■ **Exercise aim**
Find how many lines below mention "fault". Nothing but the number is needed.
== Data to use
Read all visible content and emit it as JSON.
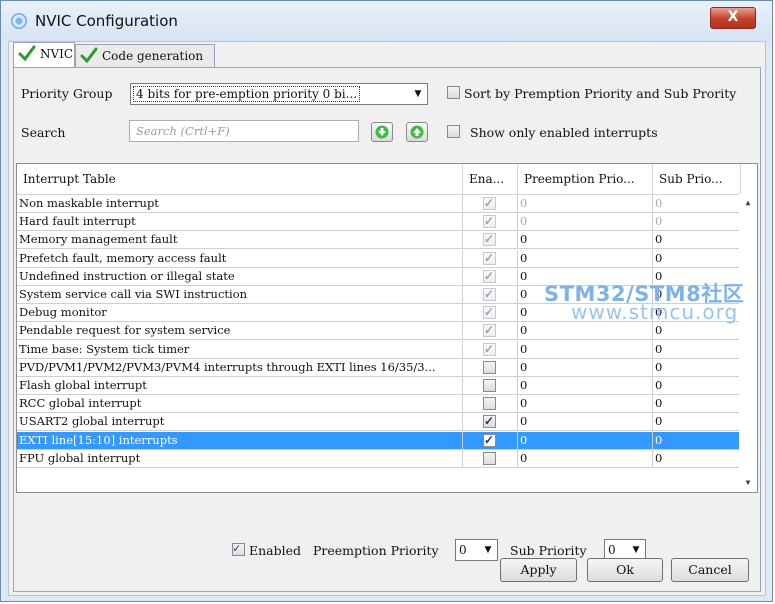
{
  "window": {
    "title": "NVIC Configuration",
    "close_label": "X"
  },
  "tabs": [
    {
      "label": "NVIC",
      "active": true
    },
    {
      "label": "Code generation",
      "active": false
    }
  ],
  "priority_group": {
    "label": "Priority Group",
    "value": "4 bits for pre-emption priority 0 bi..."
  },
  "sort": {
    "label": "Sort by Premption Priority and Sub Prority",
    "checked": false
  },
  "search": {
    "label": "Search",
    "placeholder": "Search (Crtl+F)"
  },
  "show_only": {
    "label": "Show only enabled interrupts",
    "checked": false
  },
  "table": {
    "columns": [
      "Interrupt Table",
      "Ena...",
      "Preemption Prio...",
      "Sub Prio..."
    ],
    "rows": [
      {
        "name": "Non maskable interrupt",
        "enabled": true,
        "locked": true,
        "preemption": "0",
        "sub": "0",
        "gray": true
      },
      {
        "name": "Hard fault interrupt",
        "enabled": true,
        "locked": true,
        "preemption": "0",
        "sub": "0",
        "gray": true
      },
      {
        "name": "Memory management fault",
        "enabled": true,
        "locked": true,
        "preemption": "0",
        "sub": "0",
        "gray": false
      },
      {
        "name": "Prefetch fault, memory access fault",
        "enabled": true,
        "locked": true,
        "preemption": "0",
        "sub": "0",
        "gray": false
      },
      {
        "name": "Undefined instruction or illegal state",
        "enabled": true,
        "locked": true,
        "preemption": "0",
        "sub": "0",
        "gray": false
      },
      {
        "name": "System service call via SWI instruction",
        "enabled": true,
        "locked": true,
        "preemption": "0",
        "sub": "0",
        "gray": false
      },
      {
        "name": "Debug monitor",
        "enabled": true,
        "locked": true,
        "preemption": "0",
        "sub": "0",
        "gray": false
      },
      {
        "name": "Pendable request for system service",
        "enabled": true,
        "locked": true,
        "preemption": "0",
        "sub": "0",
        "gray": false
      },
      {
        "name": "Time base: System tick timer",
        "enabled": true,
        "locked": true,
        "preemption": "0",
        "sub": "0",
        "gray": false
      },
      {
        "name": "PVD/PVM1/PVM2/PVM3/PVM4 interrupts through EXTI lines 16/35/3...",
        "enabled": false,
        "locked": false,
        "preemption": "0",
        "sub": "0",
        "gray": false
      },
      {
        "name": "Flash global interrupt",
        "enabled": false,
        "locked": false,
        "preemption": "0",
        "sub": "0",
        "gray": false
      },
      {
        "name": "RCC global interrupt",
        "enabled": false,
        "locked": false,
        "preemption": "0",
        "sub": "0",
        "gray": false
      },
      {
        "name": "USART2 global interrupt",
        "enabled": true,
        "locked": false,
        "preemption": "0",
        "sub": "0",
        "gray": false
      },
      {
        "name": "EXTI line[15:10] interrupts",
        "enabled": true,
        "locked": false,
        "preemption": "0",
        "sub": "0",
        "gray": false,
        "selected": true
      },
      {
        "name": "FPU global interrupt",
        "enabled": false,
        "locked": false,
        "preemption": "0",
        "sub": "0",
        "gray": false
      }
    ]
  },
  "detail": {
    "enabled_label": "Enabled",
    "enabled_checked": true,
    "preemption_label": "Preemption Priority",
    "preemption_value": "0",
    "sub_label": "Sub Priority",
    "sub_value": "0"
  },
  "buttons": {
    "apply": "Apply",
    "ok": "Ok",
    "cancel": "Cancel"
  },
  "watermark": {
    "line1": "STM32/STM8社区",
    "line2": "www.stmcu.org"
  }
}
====
■ **Response**
3